### ACTION ITEM
Return each entry word for word and skip its pictures.

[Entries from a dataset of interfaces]
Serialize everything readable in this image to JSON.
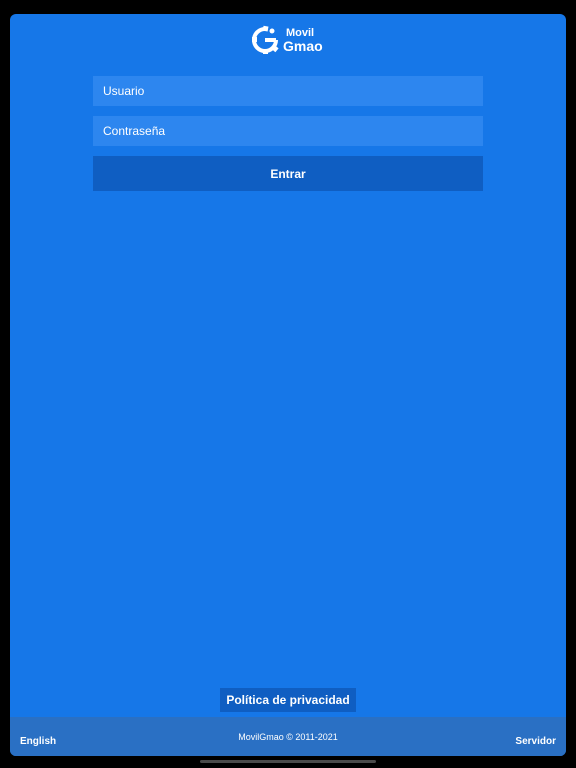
{
  "brand": {
    "line1": "Movil",
    "line2": "Gmao",
    "icon": "gear-g-logo-icon"
  },
  "login": {
    "username_placeholder": "Usuario",
    "password_placeholder": "Contraseña",
    "enter_label": "Entrar"
  },
  "privacy_label": "Política de privacidad",
  "footer": {
    "language": "English",
    "copyright": "MovilGmao © 2011-2021",
    "server": "Servidor"
  },
  "colors": {
    "background": "#1677e8",
    "field": "#2d86ef",
    "button": "#0f5ec2",
    "footer": "#2a70c4"
  }
}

### EXERCISE OUTPUT
Serialize everything readable in this image to JSON.
{
  "brand": {
    "line1": "Movil",
    "line2": "Gmao",
    "icon": "gear-g-logo-icon"
  },
  "login": {
    "username_placeholder": "Usuario",
    "password_placeholder": "Contraseña",
    "enter_label": "Entrar"
  },
  "privacy_label": "Política de privacidad",
  "footer": {
    "language": "English",
    "copyright": "MovilGmao © 2011-2021",
    "server": "Servidor"
  },
  "colors": {
    "background": "#1677e8",
    "field": "#2d86ef",
    "button": "#0f5ec2",
    "footer": "#2a70c4"
  }
}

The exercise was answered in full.